- **What to do**: Return all entries verbatim; skip any pictures.

- **Recorded data**:
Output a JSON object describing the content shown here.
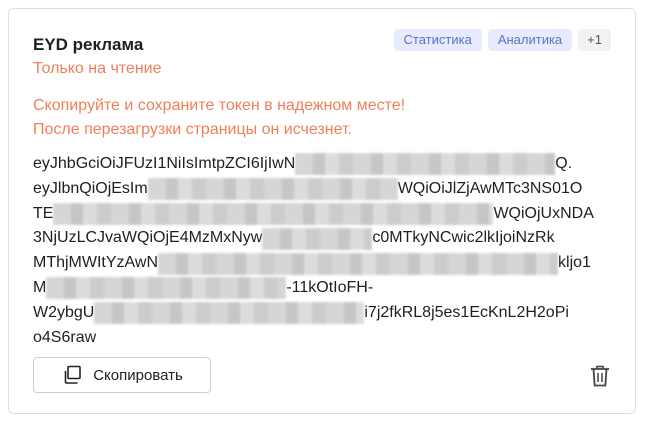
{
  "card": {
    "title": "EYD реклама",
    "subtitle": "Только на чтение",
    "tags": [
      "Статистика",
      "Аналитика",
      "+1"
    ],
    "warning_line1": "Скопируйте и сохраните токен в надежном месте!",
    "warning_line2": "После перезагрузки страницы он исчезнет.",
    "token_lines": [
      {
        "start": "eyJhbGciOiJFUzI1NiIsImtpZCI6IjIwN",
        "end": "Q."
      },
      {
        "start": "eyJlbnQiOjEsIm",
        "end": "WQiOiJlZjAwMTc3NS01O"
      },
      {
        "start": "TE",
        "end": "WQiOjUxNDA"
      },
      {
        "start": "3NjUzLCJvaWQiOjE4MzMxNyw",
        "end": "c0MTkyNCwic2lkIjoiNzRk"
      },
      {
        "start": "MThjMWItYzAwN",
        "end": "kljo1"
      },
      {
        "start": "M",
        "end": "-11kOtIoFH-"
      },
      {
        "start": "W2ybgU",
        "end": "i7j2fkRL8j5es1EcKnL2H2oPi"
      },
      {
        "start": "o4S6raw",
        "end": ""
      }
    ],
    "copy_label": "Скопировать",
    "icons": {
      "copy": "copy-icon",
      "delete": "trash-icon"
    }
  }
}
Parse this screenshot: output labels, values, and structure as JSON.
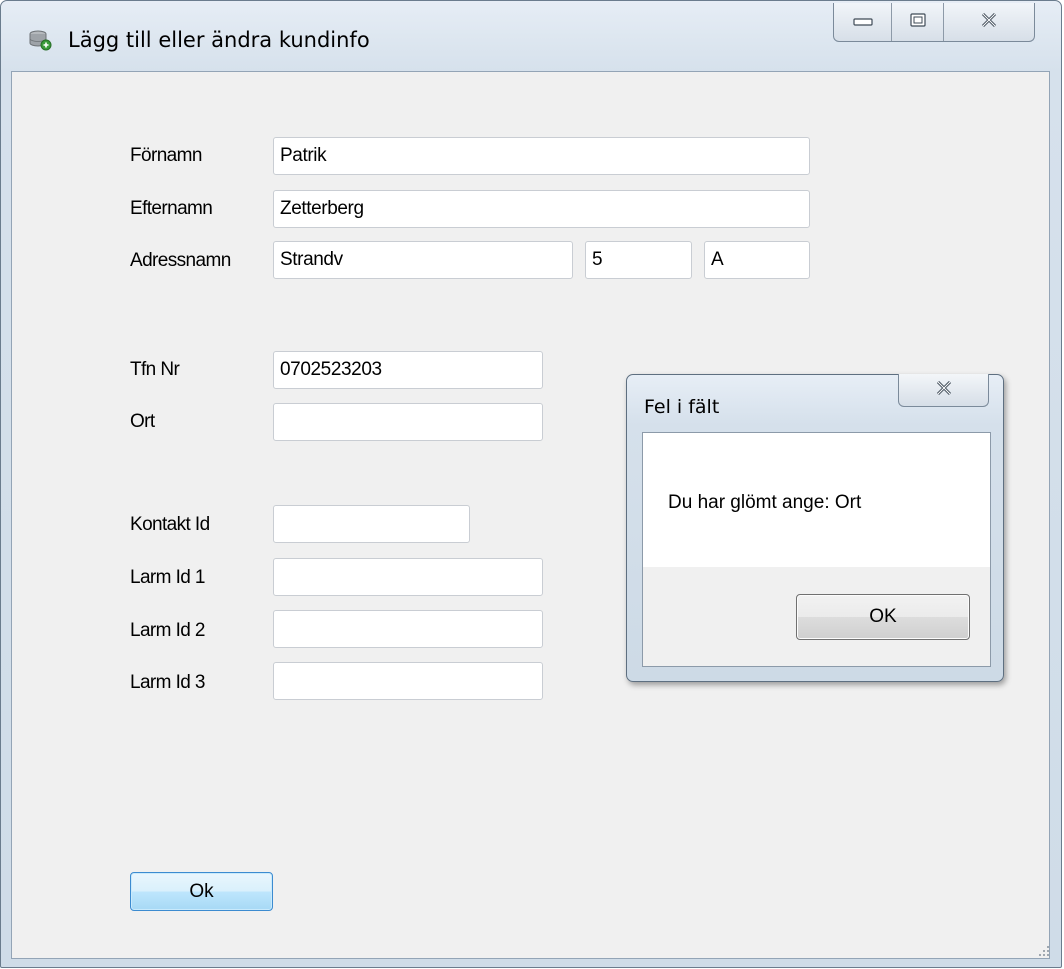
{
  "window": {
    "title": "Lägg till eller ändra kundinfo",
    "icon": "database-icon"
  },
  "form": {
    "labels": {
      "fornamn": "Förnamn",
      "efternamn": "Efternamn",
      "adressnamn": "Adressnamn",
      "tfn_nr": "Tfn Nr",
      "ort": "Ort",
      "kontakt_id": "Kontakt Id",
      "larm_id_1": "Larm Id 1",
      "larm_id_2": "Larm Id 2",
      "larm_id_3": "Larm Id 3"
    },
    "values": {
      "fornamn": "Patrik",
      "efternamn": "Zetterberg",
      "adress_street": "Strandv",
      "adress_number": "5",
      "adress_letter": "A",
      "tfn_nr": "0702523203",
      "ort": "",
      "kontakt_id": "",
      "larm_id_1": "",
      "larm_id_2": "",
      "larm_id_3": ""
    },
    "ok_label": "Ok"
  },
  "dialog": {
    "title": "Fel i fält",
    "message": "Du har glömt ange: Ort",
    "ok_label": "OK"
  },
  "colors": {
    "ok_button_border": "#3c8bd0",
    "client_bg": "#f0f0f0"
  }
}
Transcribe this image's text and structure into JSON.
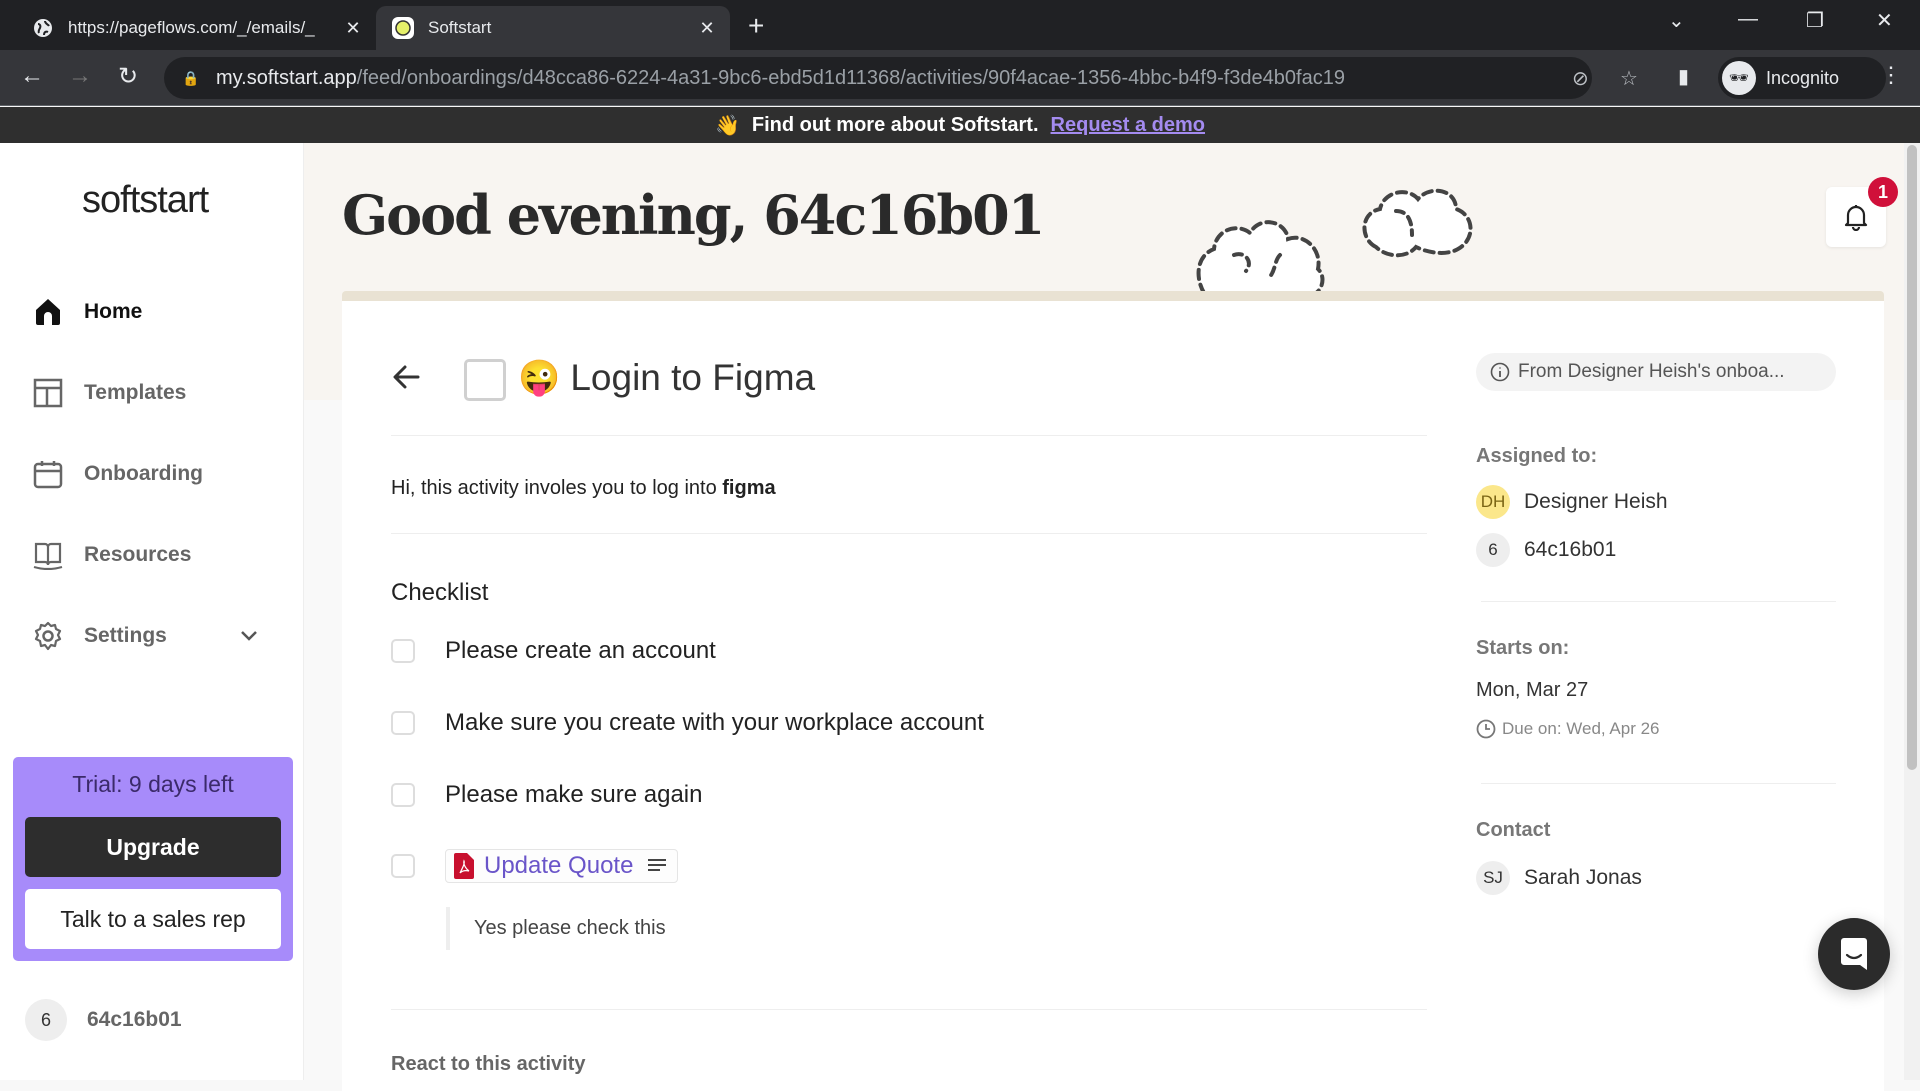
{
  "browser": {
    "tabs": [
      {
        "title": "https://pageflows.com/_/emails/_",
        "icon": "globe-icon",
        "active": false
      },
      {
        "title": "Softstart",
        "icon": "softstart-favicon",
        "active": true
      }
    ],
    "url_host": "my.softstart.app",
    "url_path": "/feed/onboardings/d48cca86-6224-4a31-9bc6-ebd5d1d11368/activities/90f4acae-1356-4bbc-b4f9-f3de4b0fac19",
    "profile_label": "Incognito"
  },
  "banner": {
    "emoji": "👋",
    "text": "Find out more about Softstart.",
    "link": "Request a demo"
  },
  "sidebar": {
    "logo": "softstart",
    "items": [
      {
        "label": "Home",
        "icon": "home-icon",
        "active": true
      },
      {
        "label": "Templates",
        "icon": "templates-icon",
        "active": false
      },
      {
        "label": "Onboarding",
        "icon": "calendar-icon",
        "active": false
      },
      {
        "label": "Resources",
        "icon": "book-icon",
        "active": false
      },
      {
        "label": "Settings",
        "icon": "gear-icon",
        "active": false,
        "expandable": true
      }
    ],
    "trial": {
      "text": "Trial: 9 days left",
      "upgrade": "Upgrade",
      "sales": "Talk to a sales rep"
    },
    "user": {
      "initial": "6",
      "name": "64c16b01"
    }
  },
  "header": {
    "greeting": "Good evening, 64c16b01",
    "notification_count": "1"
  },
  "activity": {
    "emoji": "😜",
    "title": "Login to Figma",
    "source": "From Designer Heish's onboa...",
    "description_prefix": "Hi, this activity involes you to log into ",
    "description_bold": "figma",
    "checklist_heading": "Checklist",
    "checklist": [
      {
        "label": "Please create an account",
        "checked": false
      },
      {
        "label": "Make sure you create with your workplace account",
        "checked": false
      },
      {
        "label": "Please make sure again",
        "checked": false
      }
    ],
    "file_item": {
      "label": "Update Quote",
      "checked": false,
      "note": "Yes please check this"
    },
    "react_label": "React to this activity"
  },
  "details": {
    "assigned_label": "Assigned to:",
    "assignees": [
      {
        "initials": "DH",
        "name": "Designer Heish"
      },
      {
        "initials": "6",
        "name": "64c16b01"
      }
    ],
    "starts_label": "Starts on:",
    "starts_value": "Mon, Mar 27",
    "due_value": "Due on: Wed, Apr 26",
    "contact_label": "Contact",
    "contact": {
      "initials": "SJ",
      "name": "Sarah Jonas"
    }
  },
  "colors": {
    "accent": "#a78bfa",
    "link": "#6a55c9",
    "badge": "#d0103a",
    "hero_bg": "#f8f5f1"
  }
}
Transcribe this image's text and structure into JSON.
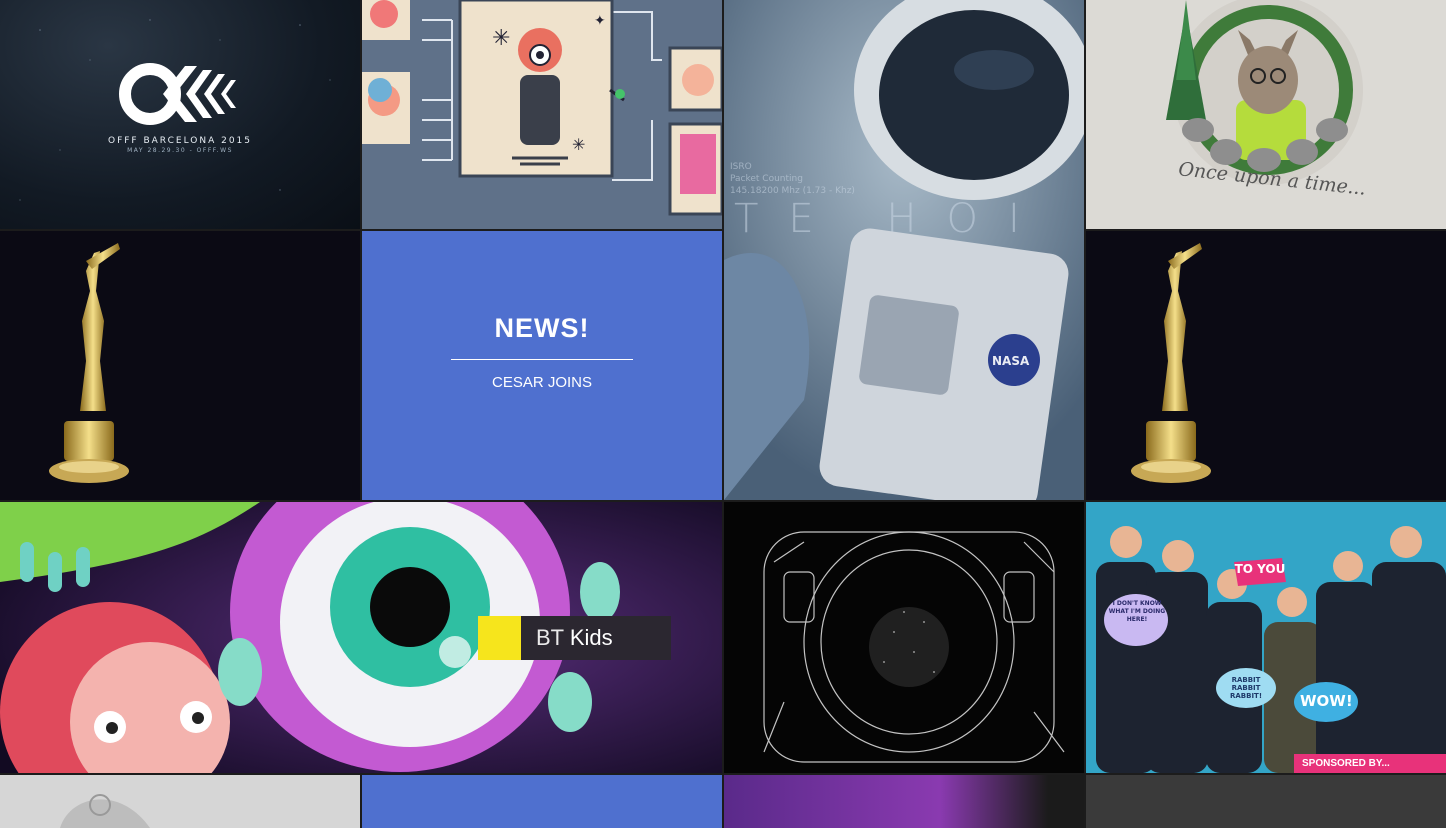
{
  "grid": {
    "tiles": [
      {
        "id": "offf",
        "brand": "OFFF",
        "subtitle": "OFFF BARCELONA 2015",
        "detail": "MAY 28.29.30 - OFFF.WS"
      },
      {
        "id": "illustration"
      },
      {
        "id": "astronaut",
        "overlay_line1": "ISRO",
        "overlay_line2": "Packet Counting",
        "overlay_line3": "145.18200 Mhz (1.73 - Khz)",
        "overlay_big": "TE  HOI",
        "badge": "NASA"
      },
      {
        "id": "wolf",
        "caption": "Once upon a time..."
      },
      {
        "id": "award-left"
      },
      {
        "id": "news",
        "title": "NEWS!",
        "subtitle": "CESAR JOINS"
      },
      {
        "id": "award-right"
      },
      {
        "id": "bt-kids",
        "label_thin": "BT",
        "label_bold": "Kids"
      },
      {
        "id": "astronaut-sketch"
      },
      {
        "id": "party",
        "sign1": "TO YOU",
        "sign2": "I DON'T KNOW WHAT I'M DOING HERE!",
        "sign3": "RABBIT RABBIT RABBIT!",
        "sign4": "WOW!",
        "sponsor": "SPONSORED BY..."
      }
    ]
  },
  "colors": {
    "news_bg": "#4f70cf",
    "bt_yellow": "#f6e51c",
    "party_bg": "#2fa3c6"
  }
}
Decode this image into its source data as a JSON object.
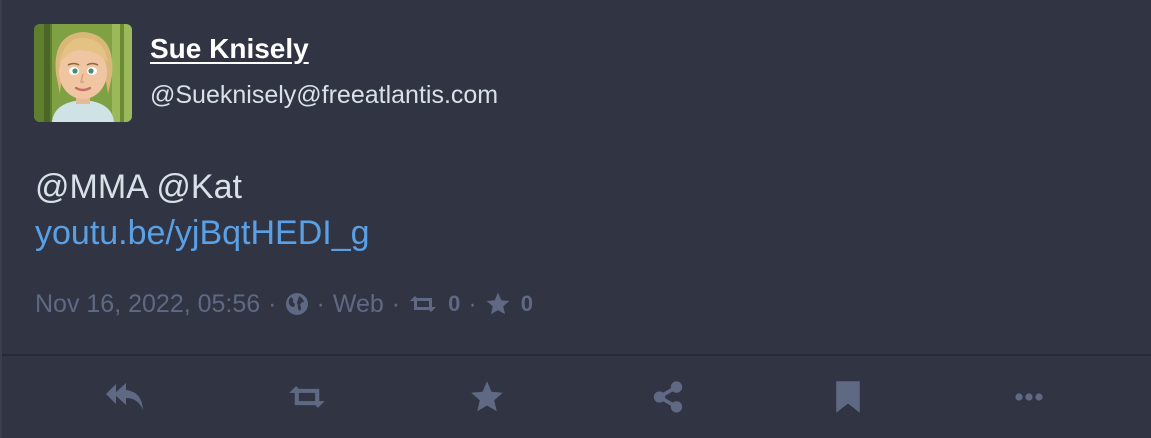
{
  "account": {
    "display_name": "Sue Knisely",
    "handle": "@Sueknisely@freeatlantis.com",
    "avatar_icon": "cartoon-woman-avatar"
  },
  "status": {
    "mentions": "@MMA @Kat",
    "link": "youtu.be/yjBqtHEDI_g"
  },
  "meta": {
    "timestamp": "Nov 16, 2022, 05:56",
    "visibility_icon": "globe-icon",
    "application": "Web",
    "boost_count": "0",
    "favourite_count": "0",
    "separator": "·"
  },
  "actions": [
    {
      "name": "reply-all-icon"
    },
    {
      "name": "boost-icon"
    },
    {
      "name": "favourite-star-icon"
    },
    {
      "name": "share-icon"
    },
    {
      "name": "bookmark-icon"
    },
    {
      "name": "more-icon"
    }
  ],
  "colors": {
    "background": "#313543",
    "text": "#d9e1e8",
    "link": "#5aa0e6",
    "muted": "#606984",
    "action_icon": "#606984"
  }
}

- **Response area**:
Output a JSON object describing the content shown here.
{
  "card": {
    "title": "EYD реклама",
    "subtitle": "Только на чтение",
    "tags": [
      "Статистика",
      "Аналитика",
      "+1"
    ],
    "warning_line1": "Скопируйте и сохраните токен в надежном месте!",
    "warning_line2": "После перезагрузки страницы он исчезнет.",
    "token_lines": [
      {
        "start": "eyJhbGciOiJFUzI1NiIsImtpZCI6IjIwN",
        "end": "Q."
      },
      {
        "start": "eyJlbnQiOjEsIm",
        "end": "WQiOiJlZjAwMTc3NS01O"
      },
      {
        "start": "TE",
        "end": "WQiOjUxNDA"
      },
      {
        "start": "3NjUzLCJvaWQiOjE4MzMxNyw",
        "end": "c0MTkyNCwic2lkIjoiNzRk"
      },
      {
        "start": "MThjMWItYzAwN",
        "end": "kljo1"
      },
      {
        "start": "M",
        "end": "-11kOtIoFH-"
      },
      {
        "start": "W2ybgU",
        "end": "i7j2fkRL8j5es1EcKnL2H2oPi"
      },
      {
        "start": "o4S6raw",
        "end": ""
      }
    ],
    "copy_label": "Скопировать",
    "icons": {
      "copy": "copy-icon",
      "delete": "trash-icon"
    }
  }
}
Parse this screenshot: output labels, values, and structure as JSON.
{
  "window": {
    "title": "Lägg till eller ändra kundinfo",
    "icon": "database-icon"
  },
  "form": {
    "labels": {
      "fornamn": "Förnamn",
      "efternamn": "Efternamn",
      "adressnamn": "Adressnamn",
      "tfn_nr": "Tfn Nr",
      "ort": "Ort",
      "kontakt_id": "Kontakt Id",
      "larm_id_1": "Larm Id 1",
      "larm_id_2": "Larm Id 2",
      "larm_id_3": "Larm Id 3"
    },
    "values": {
      "fornamn": "Patrik",
      "efternamn": "Zetterberg",
      "adress_street": "Strandv",
      "adress_number": "5",
      "adress_letter": "A",
      "tfn_nr": "0702523203",
      "ort": "",
      "kontakt_id": "",
      "larm_id_1": "",
      "larm_id_2": "",
      "larm_id_3": ""
    },
    "ok_label": "Ok"
  },
  "dialog": {
    "title": "Fel i fält",
    "message": "Du har glömt ange: Ort",
    "ok_label": "OK"
  },
  "colors": {
    "ok_button_border": "#3c8bd0",
    "client_bg": "#f0f0f0"
  }
}
Transcribe this image's text and structure into JSON.
{
  "browser": {
    "tabs": [
      {
        "title": "https://pageflows.com/_/emails/_",
        "icon": "globe-icon",
        "active": false
      },
      {
        "title": "Softstart",
        "icon": "softstart-favicon",
        "active": true
      }
    ],
    "url_host": "my.softstart.app",
    "url_path": "/feed/onboardings/d48cca86-6224-4a31-9bc6-ebd5d1d11368/activities/90f4acae-1356-4bbc-b4f9-f3de4b0fac19",
    "profile_label": "Incognito"
  },
  "banner": {
    "emoji": "👋",
    "text": "Find out more about Softstart.",
    "link": "Request a demo"
  },
  "sidebar": {
    "logo": "softstart",
    "items": [
      {
        "label": "Home",
        "icon": "home-icon",
        "active": true
      },
      {
        "label": "Templates",
        "icon": "templates-icon",
        "active": false
      },
      {
        "label": "Onboarding",
        "icon": "calendar-icon",
        "active": false
      },
      {
        "label": "Resources",
        "icon": "book-icon",
        "active": false
      },
      {
        "label": "Settings",
        "icon": "gear-icon",
        "active": false,
        "expandable": true
      }
    ],
    "trial": {
      "text": "Trial: 9 days left",
      "upgrade": "Upgrade",
      "sales": "Talk to a sales rep"
    },
    "user": {
      "initial": "6",
      "name": "64c16b01"
    }
  },
  "header": {
    "greeting": "Good evening, 64c16b01",
    "notification_count": "1"
  },
  "activity": {
    "emoji": "😜",
    "title": "Login to Figma",
    "source": "From Designer Heish's onboa...",
    "description_prefix": "Hi, this activity involes you to log into ",
    "description_bold": "figma",
    "checklist_heading": "Checklist",
    "checklist": [
      {
        "label": "Please create an account",
        "checked": false
      },
      {
        "label": "Make sure you create with your workplace account",
        "checked": false
      },
      {
        "label": "Please make sure again",
        "checked": false
      }
    ],
    "file_item": {
      "label": "Update Quote",
      "checked": false,
      "note": "Yes please check this"
    },
    "react_label": "React to this activity"
  },
  "details": {
    "assigned_label": "Assigned to:",
    "assignees": [
      {
        "initials": "DH",
        "name": "Designer Heish"
      },
      {
        "initials": "6",
        "name": "64c16b01"
      }
    ],
    "starts_label": "Starts on:",
    "starts_value": "Mon, Mar 27",
    "due_value": "Due on: Wed, Apr 26",
    "contact_label": "Contact",
    "contact": {
      "initials": "SJ",
      "name": "Sarah Jonas"
    }
  },
  "colors": {
    "accent": "#a78bfa",
    "link": "#6a55c9",
    "badge": "#d0103a",
    "hero_bg": "#f8f5f1"
  }
}
Transcribe this image's text and structure into JSON.
{
  "grid": {
    "tiles": [
      {
        "id": "offf",
        "brand": "OFFF",
        "subtitle": "OFFF BARCELONA 2015",
        "detail": "MAY 28.29.30 - OFFF.WS"
      },
      {
        "id": "illustration"
      },
      {
        "id": "astronaut",
        "overlay_line1": "ISRO",
        "overlay_line2": "Packet Counting",
        "overlay_line3": "145.18200 Mhz (1.73 - Khz)",
        "overlay_big": "TE  HOI",
        "badge": "NASA"
      },
      {
        "id": "wolf",
        "caption": "Once upon a time..."
      },
      {
        "id": "award-left"
      },
      {
        "id": "news",
        "title": "NEWS!",
        "subtitle": "CESAR JOINS"
      },
      {
        "id": "award-right"
      },
      {
        "id": "bt-kids",
        "label_thin": "BT",
        "label_bold": "Kids"
      },
      {
        "id": "astronaut-sketch"
      },
      {
        "id": "party",
        "sign1": "TO YOU",
        "sign2": "I DON'T KNOW WHAT I'M DOING HERE!",
        "sign3": "RABBIT RABBIT RABBIT!",
        "sign4": "WOW!",
        "sponsor": "SPONSORED BY..."
      }
    ]
  },
  "colors": {
    "news_bg": "#4f70cf",
    "bt_yellow": "#f6e51c",
    "party_bg": "#2fa3c6"
  }
}
Decode this image into its source data as a JSON object.
{
  "account": {
    "display_name": "Sue Knisely",
    "handle": "@Sueknisely@freeatlantis.com",
    "avatar_icon": "cartoon-woman-avatar"
  },
  "status": {
    "mentions": "@MMA @Kat",
    "link": "youtu.be/yjBqtHEDI_g"
  },
  "meta": {
    "timestamp": "Nov 16, 2022, 05:56",
    "visibility_icon": "globe-icon",
    "application": "Web",
    "boost_count": "0",
    "favourite_count": "0",
    "separator": "·"
  },
  "actions": [
    {
      "name": "reply-all-icon"
    },
    {
      "name": "boost-icon"
    },
    {
      "name": "favourite-star-icon"
    },
    {
      "name": "share-icon"
    },
    {
      "name": "bookmark-icon"
    },
    {
      "name": "more-icon"
    }
  ],
  "colors": {
    "background": "#313543",
    "text": "#d9e1e8",
    "link": "#5aa0e6",
    "muted": "#606984",
    "action_icon": "#606984"
  }
}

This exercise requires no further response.